I've been doing a little back of the napkin scribbling, just pretending I was making out the bullpen. Man, this is tough. Not only do you have to think about "am I going to get 7 or 8 spots?", but you also have to worry about losing some pretty decent arms due to lack of options this year.

I worry that we're going to have to carry 5 bench players. Catcher + JMart, Gyrko, Munoz/Robinson and the wild card O'Neill. If they went with an 8 man bullpen, who do you keep off the team? O'Neill? JMart? Gyrko? What a pickle.

So with all that in mind, I have the pen as:
Hicks
Miller
Brebia
Leone
Cecil (barf)
Reyes
Gant

Assuming we keep O'Neill up, that likely means Gregerson is on the DL and Mayers and Shreve have to pass through waivers or be traded. Gant is also out of options, otherwise you could make a strong case for keeping him stretched out in AAA.

This would leave your AAA staff with Ponce, Hudson, Gomber, Helsley, Cabrera, Webb.

It really bugs me that we have to choose (seemingly) between keeping O'Neill up or an 8th reliever. I just can't picture sending Hulk back to AAA. Ugh.


Top
 Profile  
 
PostPosted: March 8 19, 10:11 pm 
Offline
GRB's obsessive compulsive baseball poster
User avatar

Joined: October 12 07, 12:28 pm
Posts: 24249
Location: Raptured
GeddyWrox wrote:
I've been doing a little back of the napkin scribbling, just pretending I was making out the bullpen.
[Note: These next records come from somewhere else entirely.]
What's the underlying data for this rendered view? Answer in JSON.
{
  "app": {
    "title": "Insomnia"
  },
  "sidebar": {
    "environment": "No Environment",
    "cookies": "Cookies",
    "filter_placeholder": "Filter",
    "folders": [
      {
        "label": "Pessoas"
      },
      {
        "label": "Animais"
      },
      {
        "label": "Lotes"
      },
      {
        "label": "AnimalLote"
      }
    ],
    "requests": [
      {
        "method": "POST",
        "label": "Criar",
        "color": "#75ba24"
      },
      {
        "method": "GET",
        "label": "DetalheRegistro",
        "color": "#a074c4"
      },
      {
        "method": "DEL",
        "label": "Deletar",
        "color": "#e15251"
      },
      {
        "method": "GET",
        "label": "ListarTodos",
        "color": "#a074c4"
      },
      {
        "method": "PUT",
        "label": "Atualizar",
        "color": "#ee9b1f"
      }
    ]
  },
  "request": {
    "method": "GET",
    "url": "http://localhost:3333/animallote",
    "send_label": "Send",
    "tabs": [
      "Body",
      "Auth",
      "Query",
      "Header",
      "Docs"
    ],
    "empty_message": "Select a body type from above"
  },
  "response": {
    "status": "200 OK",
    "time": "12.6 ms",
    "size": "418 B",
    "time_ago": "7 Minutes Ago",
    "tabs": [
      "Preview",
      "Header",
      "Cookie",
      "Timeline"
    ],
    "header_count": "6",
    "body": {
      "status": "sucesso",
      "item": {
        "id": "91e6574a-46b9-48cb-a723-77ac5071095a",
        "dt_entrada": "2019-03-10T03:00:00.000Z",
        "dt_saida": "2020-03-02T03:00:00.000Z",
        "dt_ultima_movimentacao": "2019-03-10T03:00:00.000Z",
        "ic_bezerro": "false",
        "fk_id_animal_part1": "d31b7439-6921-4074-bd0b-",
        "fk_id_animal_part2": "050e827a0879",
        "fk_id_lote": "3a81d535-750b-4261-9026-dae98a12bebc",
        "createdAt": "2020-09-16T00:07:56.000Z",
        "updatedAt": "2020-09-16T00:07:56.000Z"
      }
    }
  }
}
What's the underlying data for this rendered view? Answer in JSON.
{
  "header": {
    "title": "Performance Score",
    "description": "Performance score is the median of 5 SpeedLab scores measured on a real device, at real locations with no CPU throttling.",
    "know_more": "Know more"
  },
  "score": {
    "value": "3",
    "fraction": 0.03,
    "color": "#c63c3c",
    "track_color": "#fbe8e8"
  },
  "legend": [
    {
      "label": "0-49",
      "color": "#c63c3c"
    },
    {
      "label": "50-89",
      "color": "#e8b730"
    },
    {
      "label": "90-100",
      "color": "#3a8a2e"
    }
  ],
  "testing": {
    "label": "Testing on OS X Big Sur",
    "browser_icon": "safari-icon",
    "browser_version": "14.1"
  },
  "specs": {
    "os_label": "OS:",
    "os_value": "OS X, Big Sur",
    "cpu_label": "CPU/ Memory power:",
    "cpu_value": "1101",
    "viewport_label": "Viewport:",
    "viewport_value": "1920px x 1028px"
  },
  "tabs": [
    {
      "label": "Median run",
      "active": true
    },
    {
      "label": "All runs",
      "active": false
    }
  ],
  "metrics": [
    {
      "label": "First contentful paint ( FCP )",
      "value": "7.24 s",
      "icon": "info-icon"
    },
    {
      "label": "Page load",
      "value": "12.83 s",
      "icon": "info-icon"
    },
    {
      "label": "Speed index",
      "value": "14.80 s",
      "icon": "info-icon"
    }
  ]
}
Man, this is tough. Not only do you have to think about "am I going to get 7 or 8 spots?", but you also have to worry about losing some pretty decent arms due to lack of options this year.

I worry that we're going to have to carry 5 bench players. Catcher + JMart, Gyrko, Munoz/Robinson and the wild card O'Neill. If they went with an 8 man bullpen, who do you keep off the team? O'Neill? JMart? Gyrko? What a pickle.

So with all that in mind, I have the pen as:
Hicks
Miller
Brebia
Leone
Cecil (barf)
Reyes
Gant

Assuming we keep O'Neill up, that likely means Gregerson is on the DL and Mayers and Shreve have to pass through waivers or be traded. Gant is also out of options, otherwise you could make a strong case for keeping him stretched out in AAA.

This would leave your AAA staff with Ponce, Hudson, Gomber, Helsley, Cabrera, Webb.

It really bugs me that we have to choose (seemingly) between keeping O'Neill up or an 8th reliever. I just can't picture sending Hulk back to AAA. Ugh.

Yadi
Wong
DeJong
Carpenter
Goldschmidt
Ozuna
Bader
Fowler

Mikolas
Martinez (Gant)
Flaherty
Wainwright
Wacha

Wieters
Gyorko
Martinez
O'Neill
Robinson

Miller
Hicks
Brebbia
Cecil
Shreve
Leone
Mayers

That's your opening 25.


Top
 Profile  
 
Display posts from previous:  Sort by  
Post new topic Reply to topic  [ 172 posts ]  Go to page 1, 2, 3, 4, 5 ... 18  Next

All times are UTC - 6 hours


Who is online

Users browsing this forum: Big Amoco Sign, MinorLeagueGuy, phins and 20 guests


You cannot post new topics in this forum
You cannot reply to topics in this forum
You cannot edit your posts in this forum
You cannot delete your posts in this forum

Jump to:  
Powered by phpBB® Forum Software © phpBB Group